for Person.^all -> $person { say $person }

Method ^all returns an instance of class Seq that is a lazy sequence of records returned.

SELECT * FROM person WHERE like 'Jo%';

The query above selects all records where name starts with ‘Jo’. In Red, you can use Raku grep method to specify clauses of the select query:

for Person.^all.grep(*.name.starts-with('Jo')) -> $person { say $person }

Note that this call chain will result into an equivalent of the SQL code above, filtering values happens at the database level, not at Raku level.

SELECT * FROM person WHERE like 'Jo%' AND = 2;

To express the query above, calls to grep can be combined:

for Person.^all.grep(*.name.starts-with('Jo')).grep(*.id == 2) -> $person { say $person }

Alternatively, boolean operators can be used:

for Person.^all.grep({ $'Jo') && $ == 2}) -> $person { say $person }

Selecting a single record

To get a single record, ^load method is used. It accepts an arbitrary number of pairs describing the object properties for the WHERE clause of a SELECT statement. One difference between using ^all and ^load is that the ^load method returns either a value or a Nil if there are no fitting records, while ^all returns a Seq that might come with an arbitrary number of elements. The second difference is that ^all can express various SELECT statements, while ^load is restricted to work with columns marked as PRIMARY and UNIQUE only.

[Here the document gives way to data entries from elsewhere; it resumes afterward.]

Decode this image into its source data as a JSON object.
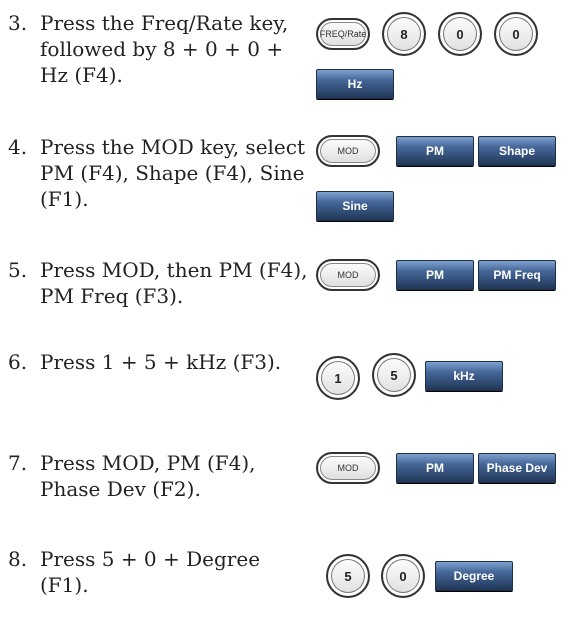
{
  "steps": [
    {
      "number": "3.",
      "text": "Press the Freq/Rate key, followed by 8 + 0 + 0 + Hz (F4).",
      "keys": {
        "freq_rate": "FREQ/Rate",
        "d1": "8",
        "d2": "0",
        "d3": "0",
        "hz": "Hz"
      }
    },
    {
      "number": "4.",
      "text": "Press the MOD key, select PM (F4), Shape (F4), Sine (F1).",
      "keys": {
        "mod": "MOD",
        "pm": "PM",
        "shape": "Shape",
        "sine": "Sine"
      }
    },
    {
      "number": "5.",
      "text": "Press MOD, then PM (F4), PM Freq (F3).",
      "keys": {
        "mod": "MOD",
        "pm": "PM",
        "pm_freq": "PM Freq"
      }
    },
    {
      "number": "6.",
      "text": "Press 1 + 5 + kHz (F3).",
      "keys": {
        "d1": "1",
        "d2": "5",
        "khz": "kHz"
      }
    },
    {
      "number": "7.",
      "text": "Press MOD, PM (F4), Phase Dev (F2).",
      "keys": {
        "mod": "MOD",
        "pm": "PM",
        "phase_dev": "Phase Dev"
      }
    },
    {
      "number": "8.",
      "text": "Press 5 + 0 + Degree (F1).",
      "keys": {
        "d1": "5",
        "d2": "0",
        "degree": "Degree"
      }
    }
  ]
}
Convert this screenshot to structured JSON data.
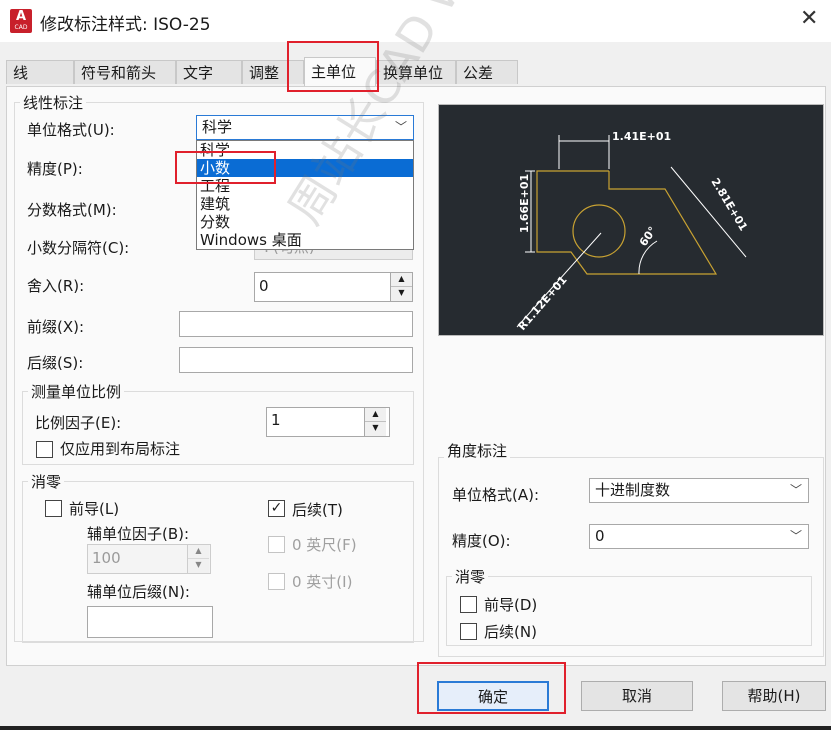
{
  "window": {
    "title": "修改标注样式: ISO-25",
    "app_icon_letter": "A",
    "app_icon_sub": "CAD",
    "close_glyph": "✕"
  },
  "tabs": [
    {
      "label": "线"
    },
    {
      "label": "符号和箭头"
    },
    {
      "label": "文字"
    },
    {
      "label": "调整"
    },
    {
      "label": "主单位"
    },
    {
      "label": "换算单位"
    },
    {
      "label": "公差"
    }
  ],
  "linear": {
    "legend": "线性标注",
    "unit_format_label": "单位格式(U):",
    "unit_format_value": "科学",
    "precision_label": "精度(P):",
    "fraction_label": "分数格式(M):",
    "decimal_sep_label": "小数分隔符(C):",
    "decimal_sep_value": "'.'(句点)",
    "round_label": "舍入(R):",
    "round_value": "0",
    "prefix_label": "前缀(X):",
    "prefix_value": "",
    "suffix_label": "后缀(S):",
    "suffix_value": ""
  },
  "dropdown": {
    "options": [
      "科学",
      "小数",
      "工程",
      "建筑",
      "分数",
      "Windows 桌面"
    ],
    "selected": "小数"
  },
  "scale": {
    "legend": "测量单位比例",
    "factor_label": "比例因子(E):",
    "factor_value": "1",
    "layout_only_label": "仅应用到布局标注"
  },
  "zero_linear": {
    "legend": "消零",
    "leading_label": "前导(L)",
    "trailing_label": "后续(T)",
    "trailing_checked": "✓",
    "sub_factor_label": "辅单位因子(B):",
    "sub_factor_value": "100",
    "sub_suffix_label": "辅单位后缀(N):",
    "feet_label": "0 英尺(F)",
    "inch_label": "0 英寸(I)"
  },
  "angular": {
    "legend": "角度标注",
    "unit_format_label": "单位格式(A):",
    "unit_format_value": "十进制度数",
    "precision_label": "精度(O):",
    "precision_value": "0",
    "zero_legend": "消零",
    "leading_label": "前导(D)",
    "trailing_label": "后续(N)"
  },
  "preview": {
    "dim_top": "1.41E+01",
    "dim_left": "1.66E+01",
    "dim_right": "2.81E+01",
    "dim_radius": "R1.12E+01",
    "angle": "60°"
  },
  "buttons": {
    "ok": "确定",
    "cancel": "取消",
    "help": "帮助(H)"
  },
  "watermark": "周站长CAD  www.zzzcad.com",
  "colors": {
    "highlight": "#e0202c",
    "selection": "#0a6cd4",
    "preview_bg": "#262b30",
    "geometry": "#c8a232"
  }
}
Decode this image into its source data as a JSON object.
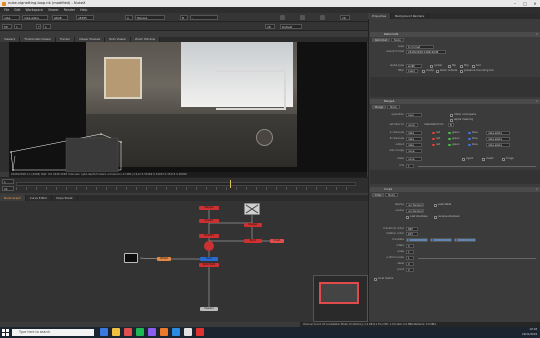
{
  "window": {
    "title": "nuke-vignetting-loop.nk (modified) - NukeX",
    "min": "–",
    "max": "□",
    "close": "×"
  },
  "menu": [
    "File",
    "Edit",
    "Workspace",
    "Viewer",
    "Render",
    "Help"
  ],
  "viewer_toolbar": {
    "layer": "rgba",
    "channel": "rgba.alpha",
    "colorspace": "sRGB",
    "zoom": "v8385",
    "input_a": "A",
    "input_node": "Merge1",
    "input_b": "B",
    "b_none": "-",
    "lock_label": "2D"
  },
  "viewer_toolbar2": {
    "fstop": "f/8",
    "fstop_val": "1",
    "gamma_label": "Y",
    "gamma_val": "1",
    "proxy": "2D",
    "frame_label": "Default"
  },
  "viewer_tabs": [
    "Viewer1",
    "Thumbnails Viewer",
    "Tracker",
    "Viewer Preview",
    "Roto Viewer",
    "Zoom Window"
  ],
  "viewer_status": "2448x2048 1:1 (2048)   Stat: 0:0 2448 2048 channels: rgba,depth,forward.u,forward.v        x=480 y=412   0.35169  0.34932  0.35215  0.00000",
  "timeline": {
    "frame": "1",
    "fps": "24",
    "start": "1",
    "end": "100",
    "mode": "Global"
  },
  "nodegraph_tabs": [
    {
      "label": "Node Graph",
      "active": true
    },
    {
      "label": "Curve Editor",
      "active": false
    },
    {
      "label": "Dope Sheet",
      "active": false
    }
  ],
  "nodes": [
    {
      "name": "Read1",
      "color": "#8e8e8e"
    },
    {
      "name": "Write2",
      "color": "#e08844"
    },
    {
      "name": "Transform1",
      "color": "#8ea4d4"
    },
    {
      "name": "Blur1",
      "color": "#cc3030"
    },
    {
      "name": "Grade1",
      "color": "#cc3030"
    },
    {
      "name": "Merge1",
      "color": "#cc3030"
    },
    {
      "name": "Merge2",
      "color": "#cc3030"
    },
    {
      "name": "Shuffle1",
      "color": "#cc3030"
    },
    {
      "name": "Reformat1",
      "color": "#cc3030"
    },
    {
      "name": "Viewer1",
      "color": "#bbbbbb"
    },
    {
      "name": "Dot1",
      "color": "#2a6bd0"
    },
    {
      "name": "Dot2",
      "color": "#cc3030"
    },
    {
      "name": "Crop1",
      "color": "#e04e4e"
    }
  ],
  "properties": {
    "tabs": [
      {
        "label": "Properties",
        "active": true
      },
      {
        "label": "Background Renders",
        "active": false
      }
    ],
    "reformat": {
      "title": "Reformat1",
      "tabs": [
        "Reformat",
        "Node"
      ],
      "type_label": "type",
      "type_val": "to format",
      "outfmt_label": "output format",
      "outfmt_val": "2448x2048 2448x2048",
      "resize_label": "resize type",
      "resize_val": "width",
      "center": "center",
      "flip": "flip",
      "flop": "flop",
      "turn": "turn",
      "filter_label": "filter",
      "filter_val": "Cubic",
      "clamp": "clamp",
      "black_outside": "black outside",
      "preserve": "preserve bounding box"
    },
    "merge": {
      "title": "Merge1",
      "tabs": [
        "Merge",
        "Node"
      ],
      "operation_label": "operation",
      "operation_val": "over",
      "video_colorspace": "Video colorspace",
      "alpha_masking": "alpha masking",
      "bbox_label": "set bbox to",
      "bbox_val": "union",
      "metadata_label": "metadata from",
      "metadata_val": "B",
      "achan_label": "A channels",
      "achan_val": "rgba",
      "bchan_label": "B channels",
      "bchan_val": "rgba",
      "output_label": "output",
      "output_val": "rgba",
      "red": "red",
      "green": "green",
      "blue": "blue",
      "alpha_a": "rgba.alpha",
      "alpha_b": "rgba.alpha",
      "alpha_out": "rgba.alpha",
      "also_label": "also merge",
      "also_val": "none",
      "mask_label": "mask",
      "mask_val": "none",
      "inject": "inject",
      "invert": "invert",
      "fringe": "fringe",
      "mix_label": "mix",
      "mix_val": "1"
    },
    "crop": {
      "title": "Crop1",
      "tabs": [
        "Crop",
        "Node"
      ],
      "display_label": "display",
      "display_val": "unchanged",
      "render_label": "render",
      "render_val": "unchanged",
      "selectable": "selectable",
      "shadows": "cast shadows",
      "receive": "receive shadows",
      "order_label": "transform order",
      "order_val": "SRT",
      "rot_label": "rotation order",
      "rot_val": "ZXY",
      "translate_label": "translate",
      "translate_x": "0",
      "translate_y": "0",
      "translate_z": "0",
      "rotate_label": "rotate",
      "rotate_val": "0",
      "scale_label": "scale",
      "scale_val": "1",
      "uniform_label": "uniform scale",
      "uniform_val": "1",
      "skew_label": "skew",
      "skew_val": "0",
      "pivot_label": "pivot",
      "pivot_val": "0",
      "local_matrix": "local matrix"
    }
  },
  "status_bar": "Channel Count: 23  Localization Mode: On  Memory: 1.4 GB (11.3%)  CPU: 1.4%  Disk: 0.0 MB/s  Network: 0.0 MB/s",
  "taskbar": {
    "search": "Type here to search",
    "time": "10:18",
    "date": "20/11/2019",
    "apps": [
      "#3a7ae0",
      "#f0c040",
      "#e04e4e",
      "#1db954",
      "#8a5cf0",
      "#ec7a2a",
      "#2a8ce0",
      "#e2e2e2",
      "#e03030"
    ]
  }
}
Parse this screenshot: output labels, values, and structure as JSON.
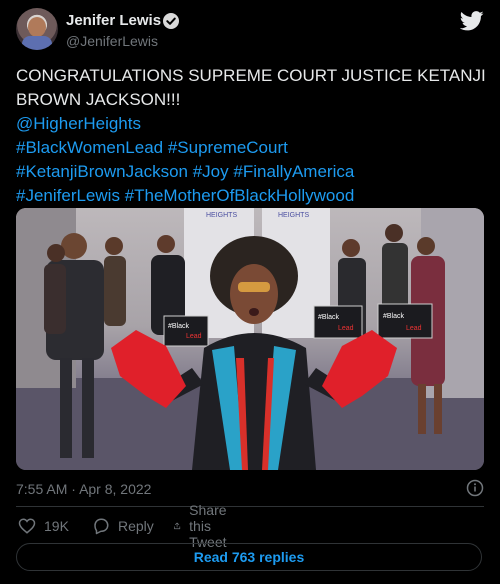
{
  "author": {
    "display_name": "Jenifer Lewis",
    "handle": "@JeniferLewis",
    "verified": true
  },
  "tweet": {
    "lines": [
      [
        {
          "text": "CONGRATULATIONS SUPREME COURT JUSTICE KETANJI",
          "link": false
        }
      ],
      [
        {
          "text": "BROWN JACKSON!!!",
          "link": false
        }
      ],
      [
        {
          "text": "@HigherHeights",
          "link": true
        }
      ],
      [
        {
          "text": "#BlackWomenLead",
          "link": true
        },
        {
          "text": " ",
          "link": false
        },
        {
          "text": "#SupremeCourt",
          "link": true
        }
      ],
      [
        {
          "text": "#KetanjiBrownJackson",
          "link": true
        },
        {
          "text": " ",
          "link": false
        },
        {
          "text": "#Joy",
          "link": true
        },
        {
          "text": " ",
          "link": false
        },
        {
          "text": "#FinallyAmerica",
          "link": true
        }
      ],
      [
        {
          "text": "#JeniferLewis",
          "link": true
        },
        {
          "text": " ",
          "link": false
        },
        {
          "text": "#TheMotherOfBlackHollywood",
          "link": true
        }
      ]
    ]
  },
  "media": {
    "backdrop_text": "HEIGHTS",
    "signs": [
      {
        "line1": "#Black",
        "line2": "Lead"
      },
      {
        "line1": "#Black",
        "line2": "Lead"
      },
      {
        "line1": "#Black",
        "line2": "Lead"
      }
    ]
  },
  "meta": {
    "time": "7:55 AM",
    "separator": "·",
    "date": "Apr 8, 2022"
  },
  "actions": {
    "like_count": "19K",
    "reply_label": "Reply",
    "share_label": "Share this Tweet"
  },
  "read_replies_label": "Read 763 replies",
  "colors": {
    "accent": "#1d9bf0",
    "text": "#e7e9ea",
    "muted": "#71767b",
    "border": "#2f3336",
    "background": "#000000"
  },
  "icons": [
    "verified-badge-icon",
    "twitter-logo-icon",
    "info-icon",
    "heart-icon",
    "reply-icon",
    "share-icon"
  ]
}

say Person.^load(id => 4); # correct
# when the primary column is unambiguous, only its value can be passed
say Person.^load(4);      # correct, same as `id => 4`
# however, `^load does not work for non-primary columns:
say Person.^load(:name<Foo>); # error

Deleting rows

To delete rows, the ^delete method is used. It can be called on an individual object or on a model to delete all records:

# DELETE FROM person WHERE = 42;
# DELETE FROM person;

Here, we covered basics of Red usage. Refer to Red cookbook for different examples without a particular order or visit the next tutorial in this series, related to expressing table relationships using Red, here.